In a time where money is pouring out of art budgets instead of into them, when people are being urged to choose tech careers over arts educations and when the importance of the arts as a craft is undermined as something a bit silly, just a bit of fun, Wendy Richardson was the driving force behind this documentary where she asked 54 arts workers (mainly in the UK) to answer these three questions:
What do the arts mean to you? How did you get into the arts? Are the arts accessible for everyone?
The answers were filmed on phone cameras and compiled into an hour and a half long celebration of the arts, of the different occupations within the arts, and of the great variety of disciplines the arts provides. It’s a celebration of lives lived a little richer, skills hard-earned and won, and winged moments created.
I love how different all the artists’ answers are and what sort of different tangents people go off on, even though everyone started off with the same three questions. That in itself feels like a testament to the arts’ variety and significance. I won’t take up your time rambling – the documentary participants prove their points with so much more elegance and wisdom than I could ever hope for, so I’ll just leave you in their safe hands.
The whole documentary is rather long, so if you feel up for it, this is the perfect chance to proper settle down in the corner of the sofa with a blanket and a big mug of tea. It’s snowing in Norway again (and I’m feeling thoroughly done with winter, at the moment) so I’m definitely enjoying all this summer footage.
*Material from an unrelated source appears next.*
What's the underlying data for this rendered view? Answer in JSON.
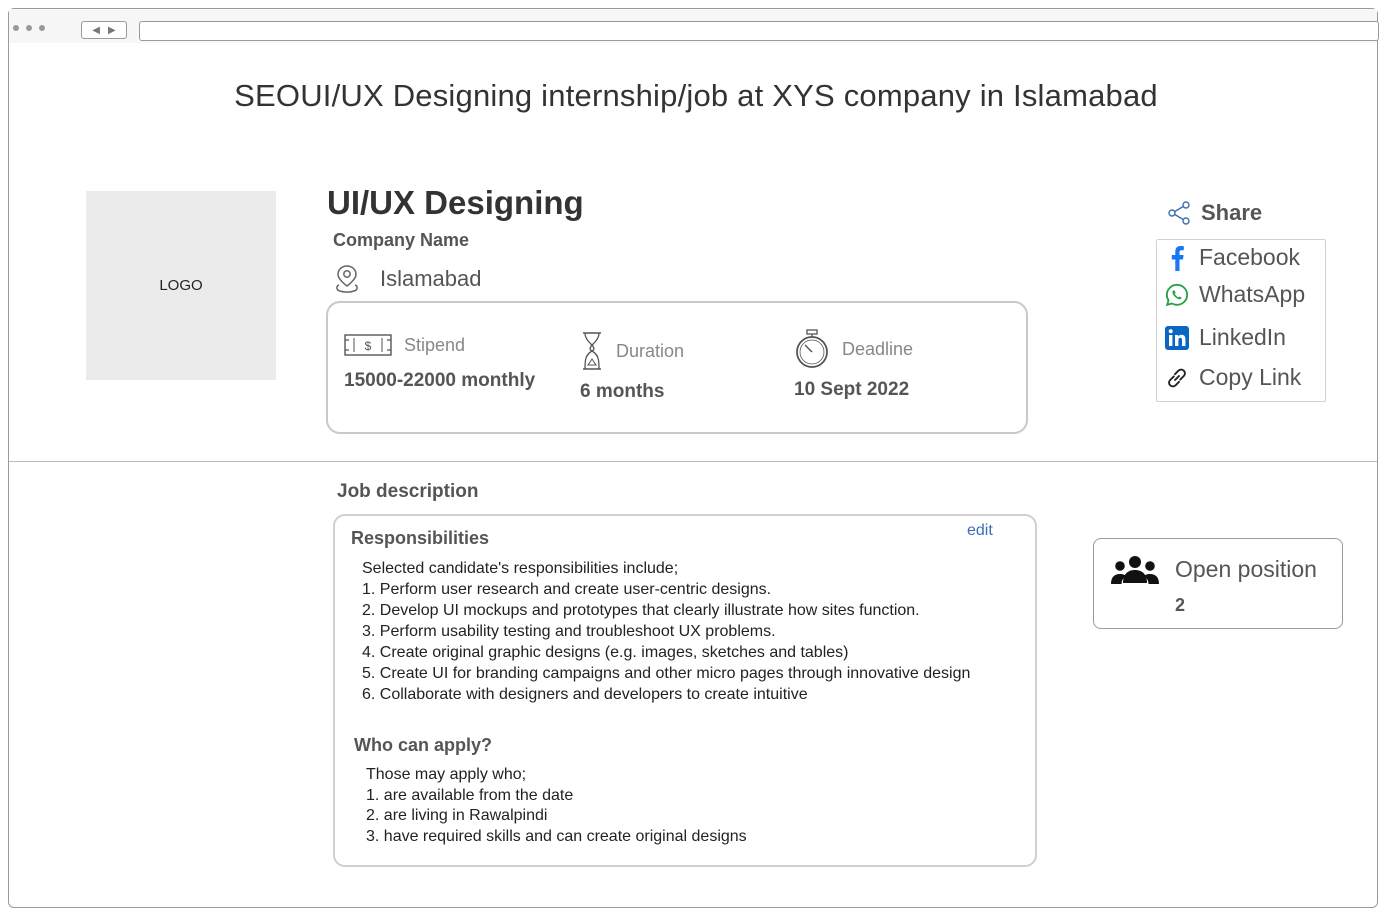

I also really love how Wendy’s cut Marilyn’s and my footage together at timestamp 19:10-21:42. Marilyn is an educator who braved a pair of ballet slippers for the first time at 47 (and a half), and as everyone else in the documentary, she talks with that glimmer in her eyes that the arts really do bring out in people.
I hope you give this documentary a watch – it’s definitely worth it!
In January I fell in love with the album Love, Run by The Amazing Devil. It’s a haunting experience of an album and the kind of music that can comfortably accompany you on days both good and bad.
Looking for something else on my laptop today, I found this little thing. It’s a cover of The Amazing Devil’s “Elsa’s Song” – a project I started (and forgot about) in March, when everywhere started closing down due to Covid, and everyone had to more or less self isolate. Watching it now honestly feels a bit like an accidental time capsule. The video is from before I cut my hair and when I was still wearing my old glasses, and this was before I did my last exams, handed in my dissertation and before I moved and started the job I’m working now. It was also at the very start of lockdown and it reminds me of how overwhelming and uncertain everything felt at the time, and how, in March, we were still waiting for a deadline on when what we kept referring to as “these special times” would be over. Now we’re mid-October, and looking at at least another year of this, and everyone’s just doing their best. So yeah, an accidental time capsule in many ways.
The videos were recorded by an old dam quite close to my uni flat. It was a place I often went to when I just needed some space and some air, and initially I muted the rain sounds in all the clips. I decided to keep the rain however, kind of like a tribute to how The Amazing Devil often use ambient sounds and surrounding noise to add to the stories in their lyrics. There is something to the lyrics in this song – they’re about love and connection and being remembered, and humanity really not being the best at learning from past mistakes. Feels rather relevant at the moment, to be fair, with everything that’s going on around the world.
Come spring, I want to write. To sweep the cobwebs off of old ideas, place flowers behind my ears and pencils in my pockets. To make up dialogues that have laid dormant and put soul in characters’ eyes. I want to shake winter out of tense shoulders, to pull snow and sleep out of the tips of my fingers, I want to see new places and paint my nails. Every winter it’s like the cold bogs me down, drowns ideas under the frost, lets fog and rain take a hold of all the things I want to do. But come April, the sun starts to peek in through the window, like a shy child hiding behind the clouds. Bit by bit, it becomes more confident, and bit by bit, it dares peek out behind its mum’s skirt. And just like that, I want to write. I want to clean up my space, put on fresh bed sheets, air out my room, air out my thoughts. I want to open all the doors and the windows, put loud music on, move around and clear out my head. I want to create.